- Record extracts:
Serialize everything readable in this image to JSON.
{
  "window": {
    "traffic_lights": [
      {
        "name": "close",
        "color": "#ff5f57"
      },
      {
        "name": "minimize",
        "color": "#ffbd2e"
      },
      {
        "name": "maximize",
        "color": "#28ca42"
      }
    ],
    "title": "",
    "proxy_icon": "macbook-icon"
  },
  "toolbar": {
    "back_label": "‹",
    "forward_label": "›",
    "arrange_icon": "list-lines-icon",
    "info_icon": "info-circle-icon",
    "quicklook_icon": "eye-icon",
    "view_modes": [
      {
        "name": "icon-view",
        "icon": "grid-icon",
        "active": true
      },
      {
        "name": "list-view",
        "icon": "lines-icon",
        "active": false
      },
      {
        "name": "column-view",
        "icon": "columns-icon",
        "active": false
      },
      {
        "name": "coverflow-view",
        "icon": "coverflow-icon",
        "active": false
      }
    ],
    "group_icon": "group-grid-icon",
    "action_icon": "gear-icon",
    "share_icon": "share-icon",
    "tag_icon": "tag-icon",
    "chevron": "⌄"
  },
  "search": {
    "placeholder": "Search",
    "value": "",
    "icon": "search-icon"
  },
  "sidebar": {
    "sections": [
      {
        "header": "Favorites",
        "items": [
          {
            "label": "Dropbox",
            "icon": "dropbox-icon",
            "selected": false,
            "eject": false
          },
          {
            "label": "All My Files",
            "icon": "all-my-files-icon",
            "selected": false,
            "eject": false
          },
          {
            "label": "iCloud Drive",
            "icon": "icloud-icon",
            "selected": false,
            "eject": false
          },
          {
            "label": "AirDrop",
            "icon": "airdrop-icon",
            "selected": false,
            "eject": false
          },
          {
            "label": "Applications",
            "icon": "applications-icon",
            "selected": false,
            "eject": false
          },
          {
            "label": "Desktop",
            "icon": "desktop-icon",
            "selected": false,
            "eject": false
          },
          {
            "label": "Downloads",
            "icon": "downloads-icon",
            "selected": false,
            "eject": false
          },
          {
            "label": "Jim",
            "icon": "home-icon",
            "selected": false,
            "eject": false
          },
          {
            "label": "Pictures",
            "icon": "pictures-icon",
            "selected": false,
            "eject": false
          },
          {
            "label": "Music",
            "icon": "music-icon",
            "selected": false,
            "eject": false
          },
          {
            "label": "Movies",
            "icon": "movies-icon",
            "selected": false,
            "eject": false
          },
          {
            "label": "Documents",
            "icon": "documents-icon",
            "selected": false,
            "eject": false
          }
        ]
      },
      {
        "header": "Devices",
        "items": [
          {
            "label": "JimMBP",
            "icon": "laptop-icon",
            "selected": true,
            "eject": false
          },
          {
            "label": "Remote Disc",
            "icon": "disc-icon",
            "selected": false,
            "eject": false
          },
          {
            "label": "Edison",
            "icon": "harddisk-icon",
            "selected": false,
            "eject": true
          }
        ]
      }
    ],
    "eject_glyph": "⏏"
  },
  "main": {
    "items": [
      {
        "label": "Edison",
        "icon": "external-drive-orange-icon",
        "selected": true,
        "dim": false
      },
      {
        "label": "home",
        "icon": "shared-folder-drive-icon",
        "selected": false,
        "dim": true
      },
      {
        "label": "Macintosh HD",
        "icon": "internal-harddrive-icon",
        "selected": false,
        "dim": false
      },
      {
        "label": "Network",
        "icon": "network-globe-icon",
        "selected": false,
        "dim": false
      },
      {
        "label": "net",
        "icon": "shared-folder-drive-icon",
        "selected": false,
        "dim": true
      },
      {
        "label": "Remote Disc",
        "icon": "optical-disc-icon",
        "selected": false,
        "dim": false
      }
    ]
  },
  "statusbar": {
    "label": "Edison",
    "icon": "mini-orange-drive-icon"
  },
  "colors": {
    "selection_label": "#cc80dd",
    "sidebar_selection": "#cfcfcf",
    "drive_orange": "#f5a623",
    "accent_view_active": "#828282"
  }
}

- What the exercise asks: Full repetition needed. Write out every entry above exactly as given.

- Answer box:
Serialize everything readable in this image to JSON.
{
  "window": {
    "traffic_lights": [
      {
        "name": "close",
        "color": "#ff5f57"
      },
      {
        "name": "minimize",
        "color": "#ffbd2e"
      },
      {
        "name": "maximize",
        "color": "#28ca42"
      }
    ],
    "title": "",
    "proxy_icon": "macbook-icon"
  },
  "toolbar": {
    "back_label": "‹",
    "forward_label": "›",
    "arrange_icon": "list-lines-icon",
    "info_icon": "info-circle-icon",
    "quicklook_icon": "eye-icon",
    "view_modes": [
      {
        "name": "icon-view",
        "icon": "grid-icon",
        "active": true
      },
      {
        "name": "list-view",
        "icon": "lines-icon",
        "active": false
      },
      {
        "name": "column-view",
        "icon": "columns-icon",
        "active": false
      },
      {
        "name": "coverflow-view",
        "icon": "coverflow-icon",
        "active": false
      }
    ],
    "group_icon": "group-grid-icon",
    "action_icon": "gear-icon",
    "share_icon": "share-icon",
    "tag_icon": "tag-icon",
    "chevron": "⌄"
  },
  "search": {
    "placeholder": "Search",
    "value": "",
    "icon": "search-icon"
  },
  "sidebar": {
    "sections": [
      {
        "header": "Favorites",
        "items": [
          {
            "label": "Dropbox",
            "icon": "dropbox-icon",
            "selected": false,
            "eject": false
          },
          {
            "label": "All My Files",
            "icon": "all-my-files-icon",
            "selected": false,
            "eject": false
          },
          {
            "label": "iCloud Drive",
            "icon": "icloud-icon",
            "selected": false,
            "eject": false
          },
          {
            "label": "AirDrop",
            "icon": "airdrop-icon",
            "selected": false,
            "eject": false
          },
          {
            "label": "Applications",
            "icon": "applications-icon",
            "selected": false,
            "eject": false
          },
          {
            "label": "Desktop",
            "icon": "desktop-icon",
            "selected": false,
            "eject": false
          },
          {
            "label": "Downloads",
            "icon": "downloads-icon",
            "selected": false,
            "eject": false
          },
          {
            "label": "Jim",
            "icon": "home-icon",
            "selected": false,
            "eject": false
          },
          {
            "label": "Pictures",
            "icon": "pictures-icon",
            "selected": false,
            "eject": false
          },
          {
            "label": "Music",
            "icon": "music-icon",
            "selected": false,
            "eject": false
          },
          {
            "label": "Movies",
            "icon": "movies-icon",
            "selected": false,
            "eject": false
          },
          {
            "label": "Documents",
            "icon": "documents-icon",
            "selected": false,
            "eject": false
          }
        ]
      },
      {
        "header": "Devices",
        "items": [
          {
            "label": "JimMBP",
            "icon": "laptop-icon",
            "selected": true,
            "eject": false
          },
          {
            "label": "Remote Disc",
            "icon": "disc-icon",
            "selected": false,
            "eject": false
          },
          {
            "label": "Edison",
            "icon": "harddisk-icon",
            "selected": false,
            "eject": true
          }
        ]
      }
    ],
    "eject_glyph": "⏏"
  },
  "main": {
    "items": [
      {
        "label": "Edison",
        "icon": "external-drive-orange-icon",
        "selected": true,
        "dim": false
      },
      {
        "label": "home",
        "icon": "shared-folder-drive-icon",
        "selected": false,
        "dim": true
      },
      {
        "label": "Macintosh HD",
        "icon": "internal-harddrive-icon",
        "selected": false,
        "dim": false
      },
      {
        "label": "Network",
        "icon": "network-globe-icon",
        "selected": false,
        "dim": false
      },
      {
        "label": "net",
        "icon": "shared-folder-drive-icon",
        "selected": false,
        "dim": true
      },
      {
        "label": "Remote Disc",
        "icon": "optical-disc-icon",
        "selected": false,
        "dim": false
      }
    ]
  },
  "statusbar": {
    "label": "Edison",
    "icon": "mini-orange-drive-icon"
  },
  "colors": {
    "selection_label": "#cc80dd",
    "sidebar_selection": "#cfcfcf",
    "drive_orange": "#f5a623",
    "accent_view_active": "#828282"
  }
}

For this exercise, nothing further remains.